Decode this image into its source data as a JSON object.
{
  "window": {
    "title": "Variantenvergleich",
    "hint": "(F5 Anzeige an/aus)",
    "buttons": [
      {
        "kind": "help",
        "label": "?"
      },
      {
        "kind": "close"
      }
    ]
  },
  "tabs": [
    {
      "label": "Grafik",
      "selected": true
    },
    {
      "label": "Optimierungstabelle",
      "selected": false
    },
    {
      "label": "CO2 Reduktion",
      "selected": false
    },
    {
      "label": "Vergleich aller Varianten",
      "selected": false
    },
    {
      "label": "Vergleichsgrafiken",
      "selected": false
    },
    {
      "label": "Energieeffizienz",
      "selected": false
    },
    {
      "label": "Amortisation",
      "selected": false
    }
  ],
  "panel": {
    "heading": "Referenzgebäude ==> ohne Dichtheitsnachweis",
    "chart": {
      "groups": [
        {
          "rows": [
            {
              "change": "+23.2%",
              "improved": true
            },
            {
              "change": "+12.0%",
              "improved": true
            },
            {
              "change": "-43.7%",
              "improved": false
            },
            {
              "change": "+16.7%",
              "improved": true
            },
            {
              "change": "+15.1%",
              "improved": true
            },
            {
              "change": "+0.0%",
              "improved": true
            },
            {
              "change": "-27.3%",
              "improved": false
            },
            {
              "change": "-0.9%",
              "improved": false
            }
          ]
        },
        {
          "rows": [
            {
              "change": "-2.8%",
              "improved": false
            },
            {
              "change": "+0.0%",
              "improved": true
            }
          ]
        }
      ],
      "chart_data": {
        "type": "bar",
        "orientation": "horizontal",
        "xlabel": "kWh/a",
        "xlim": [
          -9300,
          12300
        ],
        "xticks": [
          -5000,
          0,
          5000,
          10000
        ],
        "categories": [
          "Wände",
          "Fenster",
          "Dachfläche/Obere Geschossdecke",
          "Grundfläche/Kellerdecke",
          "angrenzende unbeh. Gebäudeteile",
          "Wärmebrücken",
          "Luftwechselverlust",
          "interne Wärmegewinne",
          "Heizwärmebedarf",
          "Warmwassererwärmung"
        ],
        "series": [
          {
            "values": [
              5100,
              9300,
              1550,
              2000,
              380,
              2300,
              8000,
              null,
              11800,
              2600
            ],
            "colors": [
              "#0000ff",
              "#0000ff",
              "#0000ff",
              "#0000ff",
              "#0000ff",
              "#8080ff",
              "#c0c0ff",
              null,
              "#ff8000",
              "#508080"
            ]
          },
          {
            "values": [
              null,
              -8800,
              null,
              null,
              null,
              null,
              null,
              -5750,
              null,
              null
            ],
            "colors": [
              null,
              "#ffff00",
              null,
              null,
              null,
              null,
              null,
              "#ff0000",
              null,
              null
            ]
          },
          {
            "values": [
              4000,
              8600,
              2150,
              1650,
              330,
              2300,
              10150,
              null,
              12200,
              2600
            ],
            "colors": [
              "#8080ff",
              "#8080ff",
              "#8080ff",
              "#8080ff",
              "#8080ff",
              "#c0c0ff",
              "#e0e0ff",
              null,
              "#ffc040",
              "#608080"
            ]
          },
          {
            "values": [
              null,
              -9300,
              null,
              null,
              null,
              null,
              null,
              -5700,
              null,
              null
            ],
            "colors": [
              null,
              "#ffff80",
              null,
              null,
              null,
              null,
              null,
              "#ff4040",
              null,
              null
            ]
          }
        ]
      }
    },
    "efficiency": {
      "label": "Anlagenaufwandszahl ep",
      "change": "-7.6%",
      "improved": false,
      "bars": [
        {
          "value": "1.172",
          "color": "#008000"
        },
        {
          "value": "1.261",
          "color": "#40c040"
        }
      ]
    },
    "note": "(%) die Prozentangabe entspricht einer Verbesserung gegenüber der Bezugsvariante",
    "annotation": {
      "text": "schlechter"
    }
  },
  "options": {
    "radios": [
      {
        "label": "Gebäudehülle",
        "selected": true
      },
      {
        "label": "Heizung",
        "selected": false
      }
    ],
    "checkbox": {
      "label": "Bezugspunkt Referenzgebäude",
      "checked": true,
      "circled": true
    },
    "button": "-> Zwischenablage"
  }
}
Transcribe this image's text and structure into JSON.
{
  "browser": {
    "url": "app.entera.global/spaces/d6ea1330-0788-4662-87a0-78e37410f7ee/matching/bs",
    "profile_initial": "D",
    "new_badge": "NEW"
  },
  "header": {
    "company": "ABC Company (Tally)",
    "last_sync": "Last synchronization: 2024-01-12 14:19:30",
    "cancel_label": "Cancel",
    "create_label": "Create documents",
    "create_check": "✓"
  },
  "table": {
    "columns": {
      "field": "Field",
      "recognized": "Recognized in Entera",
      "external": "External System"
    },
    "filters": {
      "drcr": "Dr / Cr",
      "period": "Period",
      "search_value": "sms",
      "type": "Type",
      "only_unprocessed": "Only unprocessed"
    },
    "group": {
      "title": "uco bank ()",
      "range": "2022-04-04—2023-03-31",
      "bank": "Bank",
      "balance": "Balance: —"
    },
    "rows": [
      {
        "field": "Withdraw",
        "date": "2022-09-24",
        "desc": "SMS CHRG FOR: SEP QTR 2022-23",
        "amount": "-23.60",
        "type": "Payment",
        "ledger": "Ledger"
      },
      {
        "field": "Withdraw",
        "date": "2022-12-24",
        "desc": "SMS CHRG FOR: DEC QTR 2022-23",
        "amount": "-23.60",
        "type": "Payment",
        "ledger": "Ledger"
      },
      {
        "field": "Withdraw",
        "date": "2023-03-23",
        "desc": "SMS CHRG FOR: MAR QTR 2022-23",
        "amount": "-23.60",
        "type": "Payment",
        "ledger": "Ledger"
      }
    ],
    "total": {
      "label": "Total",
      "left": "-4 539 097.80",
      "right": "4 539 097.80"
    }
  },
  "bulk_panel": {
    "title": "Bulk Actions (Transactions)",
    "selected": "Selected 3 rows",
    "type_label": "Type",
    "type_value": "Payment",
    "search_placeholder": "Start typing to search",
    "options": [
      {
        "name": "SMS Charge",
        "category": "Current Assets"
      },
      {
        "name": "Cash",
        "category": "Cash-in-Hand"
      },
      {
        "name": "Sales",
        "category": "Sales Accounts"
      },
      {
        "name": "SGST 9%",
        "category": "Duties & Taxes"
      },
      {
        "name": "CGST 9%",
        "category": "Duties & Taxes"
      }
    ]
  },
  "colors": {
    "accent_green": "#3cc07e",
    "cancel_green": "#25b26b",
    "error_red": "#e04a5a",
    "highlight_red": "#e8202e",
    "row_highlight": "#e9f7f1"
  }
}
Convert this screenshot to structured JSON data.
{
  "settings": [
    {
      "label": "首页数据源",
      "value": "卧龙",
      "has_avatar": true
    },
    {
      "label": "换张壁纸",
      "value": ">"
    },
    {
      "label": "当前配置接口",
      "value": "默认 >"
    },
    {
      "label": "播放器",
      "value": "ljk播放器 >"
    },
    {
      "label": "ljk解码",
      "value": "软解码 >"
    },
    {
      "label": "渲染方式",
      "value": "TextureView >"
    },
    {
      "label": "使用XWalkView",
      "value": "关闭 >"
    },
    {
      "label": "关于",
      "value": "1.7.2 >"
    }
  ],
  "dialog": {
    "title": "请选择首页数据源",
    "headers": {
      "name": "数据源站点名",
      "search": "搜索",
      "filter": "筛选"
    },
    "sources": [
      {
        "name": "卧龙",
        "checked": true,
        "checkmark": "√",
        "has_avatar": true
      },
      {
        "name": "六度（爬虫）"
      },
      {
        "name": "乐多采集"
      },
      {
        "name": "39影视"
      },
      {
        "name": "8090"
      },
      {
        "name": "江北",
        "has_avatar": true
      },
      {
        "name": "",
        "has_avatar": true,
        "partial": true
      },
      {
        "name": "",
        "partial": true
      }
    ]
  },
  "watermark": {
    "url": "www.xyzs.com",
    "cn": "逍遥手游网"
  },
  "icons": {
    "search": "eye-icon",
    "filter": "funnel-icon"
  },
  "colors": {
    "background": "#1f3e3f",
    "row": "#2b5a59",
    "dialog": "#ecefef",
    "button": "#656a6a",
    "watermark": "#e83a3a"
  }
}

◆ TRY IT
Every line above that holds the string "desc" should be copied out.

◆ SOLVED EXERCISE
        "desc": "SMS CHRG FOR: SEP QTR 2022-23",
        "desc": "SMS CHRG FOR: DEC QTR 2022-23",
        "desc": "SMS CHRG FOR: MAR QTR 2022-23",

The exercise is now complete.